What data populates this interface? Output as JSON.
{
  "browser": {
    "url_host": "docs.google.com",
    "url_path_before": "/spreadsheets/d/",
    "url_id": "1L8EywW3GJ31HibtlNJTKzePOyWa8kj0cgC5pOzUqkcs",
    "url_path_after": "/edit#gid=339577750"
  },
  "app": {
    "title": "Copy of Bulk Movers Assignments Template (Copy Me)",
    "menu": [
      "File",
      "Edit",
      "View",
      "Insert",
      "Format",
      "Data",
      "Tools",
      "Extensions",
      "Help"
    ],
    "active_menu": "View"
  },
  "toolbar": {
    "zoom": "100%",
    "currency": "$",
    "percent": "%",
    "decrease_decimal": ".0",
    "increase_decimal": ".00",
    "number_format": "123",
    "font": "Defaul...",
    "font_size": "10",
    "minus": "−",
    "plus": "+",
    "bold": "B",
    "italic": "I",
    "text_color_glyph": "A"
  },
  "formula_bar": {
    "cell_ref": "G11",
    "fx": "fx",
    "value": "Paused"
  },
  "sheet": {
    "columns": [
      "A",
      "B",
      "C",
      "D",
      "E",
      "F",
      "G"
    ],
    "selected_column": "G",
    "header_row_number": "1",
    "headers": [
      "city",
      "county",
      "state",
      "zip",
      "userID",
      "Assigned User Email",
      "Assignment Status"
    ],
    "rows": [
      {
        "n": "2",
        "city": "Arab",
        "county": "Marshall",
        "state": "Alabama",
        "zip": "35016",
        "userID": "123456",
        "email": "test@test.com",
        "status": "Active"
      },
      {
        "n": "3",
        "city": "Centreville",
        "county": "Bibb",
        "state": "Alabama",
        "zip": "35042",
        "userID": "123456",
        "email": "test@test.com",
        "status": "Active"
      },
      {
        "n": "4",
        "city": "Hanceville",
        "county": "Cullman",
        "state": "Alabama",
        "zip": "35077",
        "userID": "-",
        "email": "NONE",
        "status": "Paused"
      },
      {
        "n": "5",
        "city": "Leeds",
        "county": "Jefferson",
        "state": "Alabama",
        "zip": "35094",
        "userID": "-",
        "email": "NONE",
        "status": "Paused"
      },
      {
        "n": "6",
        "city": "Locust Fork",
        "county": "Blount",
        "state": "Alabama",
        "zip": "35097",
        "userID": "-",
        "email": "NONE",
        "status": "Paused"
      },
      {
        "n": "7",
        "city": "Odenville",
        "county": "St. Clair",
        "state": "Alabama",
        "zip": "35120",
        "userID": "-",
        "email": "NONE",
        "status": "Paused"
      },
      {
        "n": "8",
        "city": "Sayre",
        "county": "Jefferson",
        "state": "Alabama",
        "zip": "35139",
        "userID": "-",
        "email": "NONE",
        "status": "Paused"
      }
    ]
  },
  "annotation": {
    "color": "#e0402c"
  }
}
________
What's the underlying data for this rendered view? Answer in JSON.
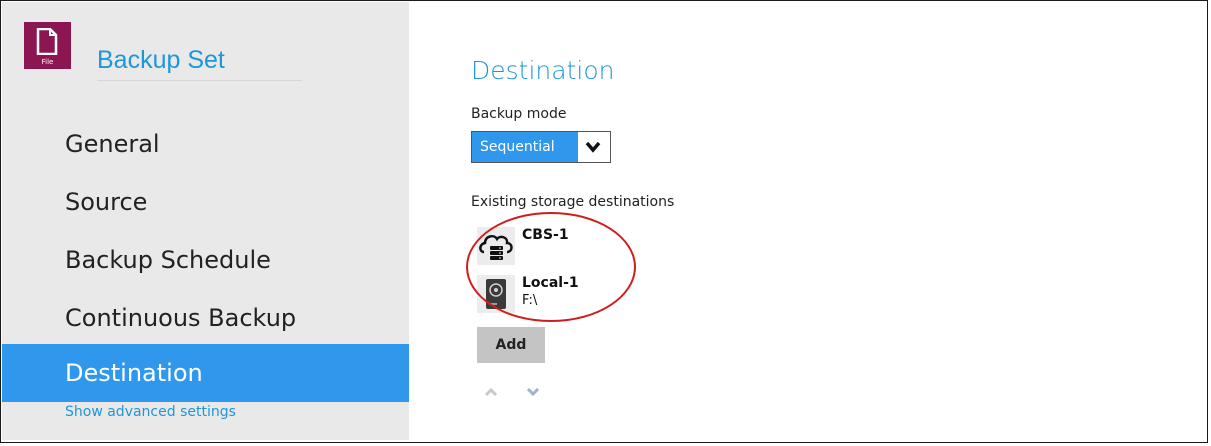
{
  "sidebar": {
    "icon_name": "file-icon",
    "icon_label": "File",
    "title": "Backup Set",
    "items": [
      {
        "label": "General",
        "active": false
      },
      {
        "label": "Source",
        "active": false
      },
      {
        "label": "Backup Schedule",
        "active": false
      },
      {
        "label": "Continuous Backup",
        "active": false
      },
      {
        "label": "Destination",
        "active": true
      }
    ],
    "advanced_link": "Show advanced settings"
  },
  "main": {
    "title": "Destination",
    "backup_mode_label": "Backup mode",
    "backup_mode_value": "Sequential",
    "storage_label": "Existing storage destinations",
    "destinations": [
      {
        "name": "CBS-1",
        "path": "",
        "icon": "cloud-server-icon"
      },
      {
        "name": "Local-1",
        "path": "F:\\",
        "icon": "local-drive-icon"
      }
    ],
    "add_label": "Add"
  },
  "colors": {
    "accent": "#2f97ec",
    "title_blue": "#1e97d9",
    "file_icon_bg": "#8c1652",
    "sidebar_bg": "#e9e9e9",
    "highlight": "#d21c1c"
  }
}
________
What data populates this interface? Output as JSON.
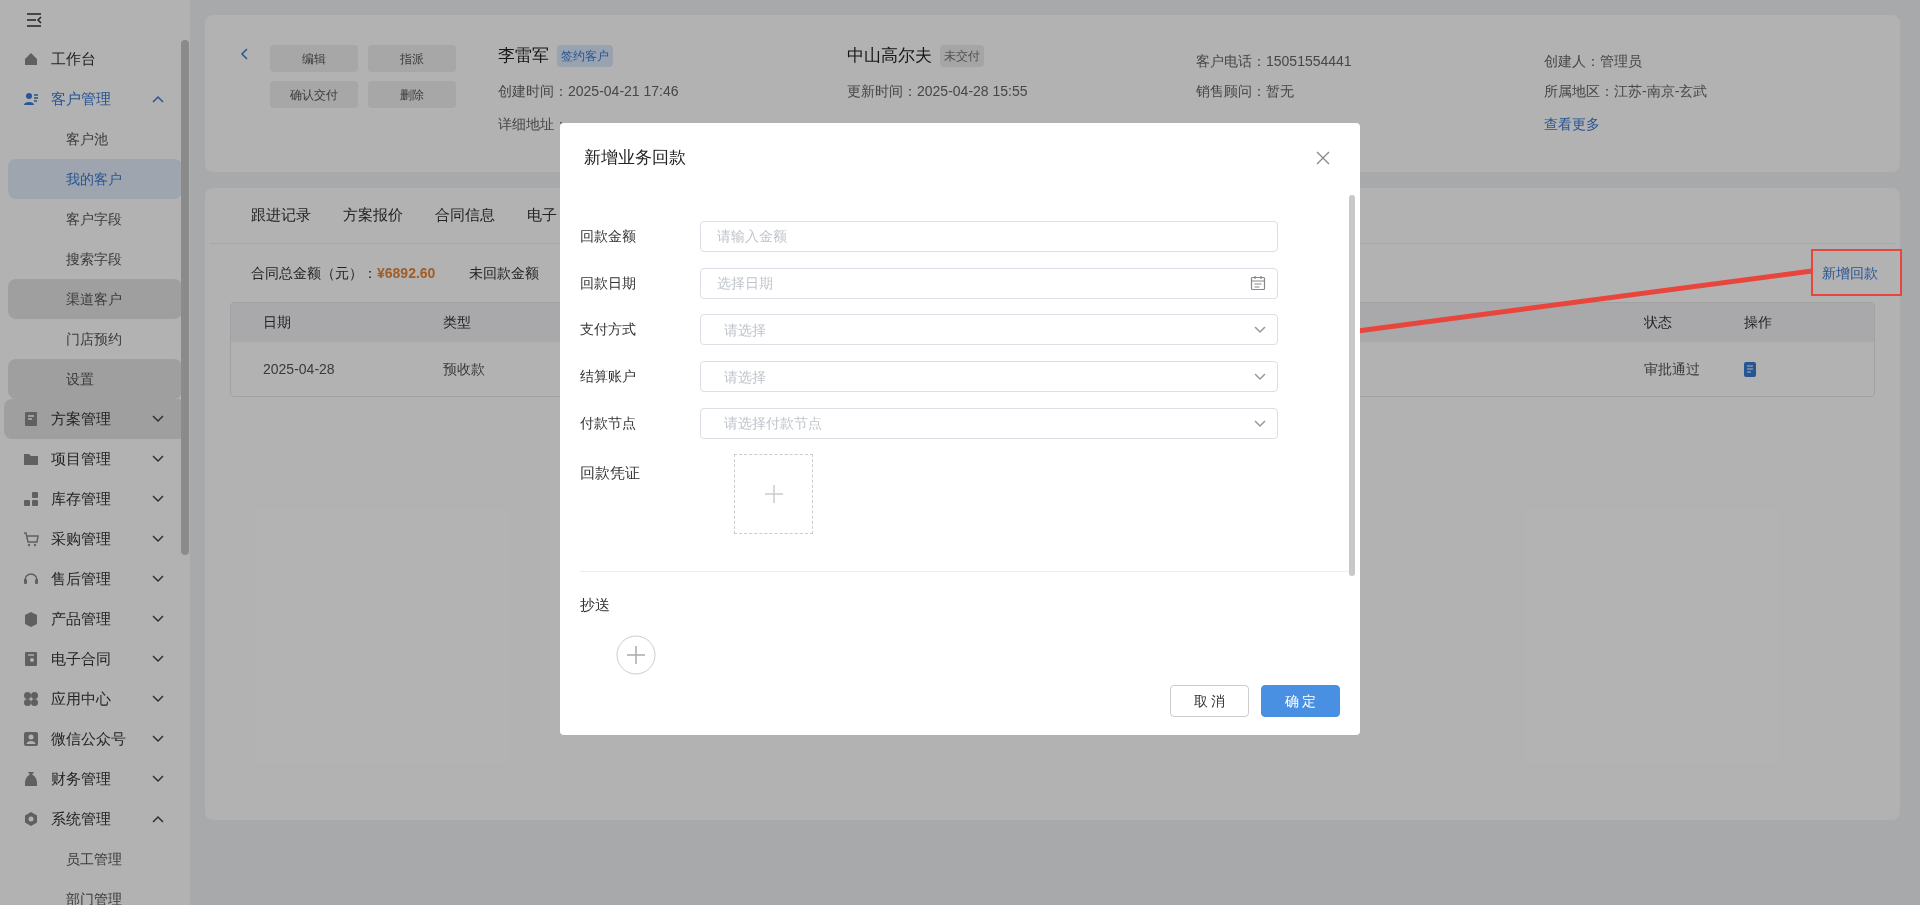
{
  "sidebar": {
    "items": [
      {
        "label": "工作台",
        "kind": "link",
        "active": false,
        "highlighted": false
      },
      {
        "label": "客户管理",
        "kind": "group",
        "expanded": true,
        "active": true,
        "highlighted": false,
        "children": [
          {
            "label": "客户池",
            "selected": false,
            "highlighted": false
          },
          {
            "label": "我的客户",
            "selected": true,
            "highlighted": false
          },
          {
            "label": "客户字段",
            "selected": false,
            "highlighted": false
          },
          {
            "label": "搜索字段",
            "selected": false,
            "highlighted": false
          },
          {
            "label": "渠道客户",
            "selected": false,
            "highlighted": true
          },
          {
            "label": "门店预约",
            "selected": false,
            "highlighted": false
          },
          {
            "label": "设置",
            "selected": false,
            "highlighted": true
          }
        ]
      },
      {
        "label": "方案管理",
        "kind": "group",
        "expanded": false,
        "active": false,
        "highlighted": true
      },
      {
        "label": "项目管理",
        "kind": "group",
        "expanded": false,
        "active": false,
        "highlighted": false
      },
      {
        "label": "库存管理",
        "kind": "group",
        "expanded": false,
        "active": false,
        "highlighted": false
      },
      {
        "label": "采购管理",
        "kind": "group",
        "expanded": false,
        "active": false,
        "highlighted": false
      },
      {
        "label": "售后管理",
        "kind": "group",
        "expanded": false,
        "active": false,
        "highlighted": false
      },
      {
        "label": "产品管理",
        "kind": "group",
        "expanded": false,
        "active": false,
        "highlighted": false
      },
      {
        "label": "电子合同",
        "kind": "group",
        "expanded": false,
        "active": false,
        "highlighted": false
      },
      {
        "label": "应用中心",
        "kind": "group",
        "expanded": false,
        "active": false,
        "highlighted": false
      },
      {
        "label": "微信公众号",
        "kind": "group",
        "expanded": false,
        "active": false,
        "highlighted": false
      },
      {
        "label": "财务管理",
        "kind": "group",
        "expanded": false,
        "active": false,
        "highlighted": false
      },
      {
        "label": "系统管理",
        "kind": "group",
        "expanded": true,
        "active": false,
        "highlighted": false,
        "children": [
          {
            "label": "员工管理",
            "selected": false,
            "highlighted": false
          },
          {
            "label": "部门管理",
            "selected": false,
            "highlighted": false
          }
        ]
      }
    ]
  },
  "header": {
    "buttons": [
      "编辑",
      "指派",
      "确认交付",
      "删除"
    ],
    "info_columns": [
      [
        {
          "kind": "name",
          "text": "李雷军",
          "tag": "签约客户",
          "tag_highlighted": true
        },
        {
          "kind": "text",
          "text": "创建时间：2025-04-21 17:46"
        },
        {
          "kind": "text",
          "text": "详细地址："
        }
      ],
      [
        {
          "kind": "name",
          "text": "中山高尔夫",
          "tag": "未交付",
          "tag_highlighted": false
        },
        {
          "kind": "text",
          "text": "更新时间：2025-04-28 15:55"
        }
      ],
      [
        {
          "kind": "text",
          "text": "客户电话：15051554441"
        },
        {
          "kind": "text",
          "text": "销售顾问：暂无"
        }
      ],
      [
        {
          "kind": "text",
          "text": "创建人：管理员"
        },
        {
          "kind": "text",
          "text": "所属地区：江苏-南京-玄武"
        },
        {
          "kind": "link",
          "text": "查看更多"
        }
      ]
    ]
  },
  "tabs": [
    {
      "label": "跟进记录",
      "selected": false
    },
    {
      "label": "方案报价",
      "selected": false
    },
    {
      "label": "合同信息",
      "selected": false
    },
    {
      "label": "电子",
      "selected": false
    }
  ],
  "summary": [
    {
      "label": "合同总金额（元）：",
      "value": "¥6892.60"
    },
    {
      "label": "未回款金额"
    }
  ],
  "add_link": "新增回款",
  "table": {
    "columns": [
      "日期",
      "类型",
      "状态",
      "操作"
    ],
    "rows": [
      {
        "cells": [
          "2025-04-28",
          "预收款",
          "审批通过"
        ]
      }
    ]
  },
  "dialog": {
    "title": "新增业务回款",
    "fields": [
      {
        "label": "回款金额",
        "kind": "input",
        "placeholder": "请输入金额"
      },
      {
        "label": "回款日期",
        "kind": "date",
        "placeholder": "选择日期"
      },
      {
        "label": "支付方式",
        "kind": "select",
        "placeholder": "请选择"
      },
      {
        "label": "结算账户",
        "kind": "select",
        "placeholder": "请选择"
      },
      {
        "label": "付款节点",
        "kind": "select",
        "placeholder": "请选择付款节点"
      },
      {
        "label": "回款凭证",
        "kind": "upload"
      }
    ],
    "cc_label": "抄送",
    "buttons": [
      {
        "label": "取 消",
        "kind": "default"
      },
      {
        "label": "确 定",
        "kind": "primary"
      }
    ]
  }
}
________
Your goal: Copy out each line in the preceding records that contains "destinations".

Task answer:
    "storage_label": "Existing storage destinations",
    "destinations": [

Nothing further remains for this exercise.